What is expected
Search the records for the string "JSON", then copy each line that has it.

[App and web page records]
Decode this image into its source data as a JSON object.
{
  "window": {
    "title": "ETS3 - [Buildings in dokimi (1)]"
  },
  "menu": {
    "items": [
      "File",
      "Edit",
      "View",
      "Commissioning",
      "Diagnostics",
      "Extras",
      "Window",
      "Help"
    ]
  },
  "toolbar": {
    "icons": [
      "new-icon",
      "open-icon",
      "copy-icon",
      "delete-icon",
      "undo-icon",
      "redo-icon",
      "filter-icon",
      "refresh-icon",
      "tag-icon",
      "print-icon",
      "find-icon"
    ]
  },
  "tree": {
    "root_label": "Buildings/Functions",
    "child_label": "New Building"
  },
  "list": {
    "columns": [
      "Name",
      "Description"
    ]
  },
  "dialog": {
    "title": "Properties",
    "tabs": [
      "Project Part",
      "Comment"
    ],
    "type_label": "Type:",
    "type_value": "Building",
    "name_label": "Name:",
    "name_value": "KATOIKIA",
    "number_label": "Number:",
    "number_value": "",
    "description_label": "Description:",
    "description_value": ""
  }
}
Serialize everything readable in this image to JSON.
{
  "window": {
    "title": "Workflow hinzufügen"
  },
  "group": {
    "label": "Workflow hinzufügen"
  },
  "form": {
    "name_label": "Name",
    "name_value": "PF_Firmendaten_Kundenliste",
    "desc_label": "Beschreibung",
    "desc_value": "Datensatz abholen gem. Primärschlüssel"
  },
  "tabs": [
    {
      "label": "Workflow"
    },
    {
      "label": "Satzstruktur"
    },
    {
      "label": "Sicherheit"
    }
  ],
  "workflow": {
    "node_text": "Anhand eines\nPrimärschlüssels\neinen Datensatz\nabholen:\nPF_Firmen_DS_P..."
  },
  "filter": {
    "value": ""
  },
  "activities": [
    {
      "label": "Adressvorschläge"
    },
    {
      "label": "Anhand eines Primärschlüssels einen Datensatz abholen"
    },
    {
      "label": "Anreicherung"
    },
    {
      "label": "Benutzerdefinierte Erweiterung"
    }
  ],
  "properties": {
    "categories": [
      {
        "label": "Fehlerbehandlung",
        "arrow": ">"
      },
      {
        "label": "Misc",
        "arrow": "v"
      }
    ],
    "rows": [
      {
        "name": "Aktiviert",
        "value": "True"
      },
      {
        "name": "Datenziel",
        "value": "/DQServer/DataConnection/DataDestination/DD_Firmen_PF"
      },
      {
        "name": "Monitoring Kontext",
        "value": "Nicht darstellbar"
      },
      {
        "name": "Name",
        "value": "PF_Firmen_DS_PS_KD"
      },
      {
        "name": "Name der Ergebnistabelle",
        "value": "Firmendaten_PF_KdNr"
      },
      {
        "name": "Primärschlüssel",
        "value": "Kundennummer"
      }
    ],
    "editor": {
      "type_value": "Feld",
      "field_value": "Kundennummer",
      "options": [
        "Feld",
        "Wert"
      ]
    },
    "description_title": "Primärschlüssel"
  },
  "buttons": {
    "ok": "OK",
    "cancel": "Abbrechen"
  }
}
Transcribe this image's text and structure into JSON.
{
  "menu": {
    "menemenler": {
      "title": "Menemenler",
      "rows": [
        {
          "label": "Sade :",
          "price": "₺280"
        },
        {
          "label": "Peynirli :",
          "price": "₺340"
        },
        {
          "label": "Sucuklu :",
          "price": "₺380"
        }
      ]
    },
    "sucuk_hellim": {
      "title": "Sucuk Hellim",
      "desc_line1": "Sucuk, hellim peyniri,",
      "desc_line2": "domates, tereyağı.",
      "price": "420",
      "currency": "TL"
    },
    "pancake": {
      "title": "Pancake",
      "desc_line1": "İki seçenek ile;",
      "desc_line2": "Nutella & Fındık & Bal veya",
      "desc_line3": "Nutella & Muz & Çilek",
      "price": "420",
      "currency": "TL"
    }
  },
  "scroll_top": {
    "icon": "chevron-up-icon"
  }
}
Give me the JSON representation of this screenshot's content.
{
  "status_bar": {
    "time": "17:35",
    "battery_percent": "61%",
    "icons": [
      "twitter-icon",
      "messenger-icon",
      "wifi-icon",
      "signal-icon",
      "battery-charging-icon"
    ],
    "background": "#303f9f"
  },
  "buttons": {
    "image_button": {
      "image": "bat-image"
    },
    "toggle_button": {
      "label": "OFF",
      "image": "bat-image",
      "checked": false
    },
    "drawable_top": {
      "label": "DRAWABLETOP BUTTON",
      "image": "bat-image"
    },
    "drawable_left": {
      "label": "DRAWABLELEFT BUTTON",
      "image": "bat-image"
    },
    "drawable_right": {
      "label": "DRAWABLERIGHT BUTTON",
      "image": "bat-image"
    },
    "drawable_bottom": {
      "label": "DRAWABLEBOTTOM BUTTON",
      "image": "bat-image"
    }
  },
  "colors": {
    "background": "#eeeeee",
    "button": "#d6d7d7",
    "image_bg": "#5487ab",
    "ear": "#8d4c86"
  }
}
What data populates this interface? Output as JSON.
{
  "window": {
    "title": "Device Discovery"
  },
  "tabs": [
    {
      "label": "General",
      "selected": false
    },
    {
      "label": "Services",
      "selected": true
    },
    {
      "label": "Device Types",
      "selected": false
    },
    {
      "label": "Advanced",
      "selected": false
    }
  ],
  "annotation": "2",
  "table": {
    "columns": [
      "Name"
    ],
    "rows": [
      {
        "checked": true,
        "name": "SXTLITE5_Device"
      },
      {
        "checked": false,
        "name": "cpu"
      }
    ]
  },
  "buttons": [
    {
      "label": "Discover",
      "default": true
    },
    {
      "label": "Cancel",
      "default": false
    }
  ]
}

Exercise solution
Decode this image into its source data as a JSON object.
Serialize everything readable in this image to JSON.
Transcribe this image's text and structure into JSON.
Give me the JSON representation of this screenshot's content.
What data populates this interface? Output as JSON.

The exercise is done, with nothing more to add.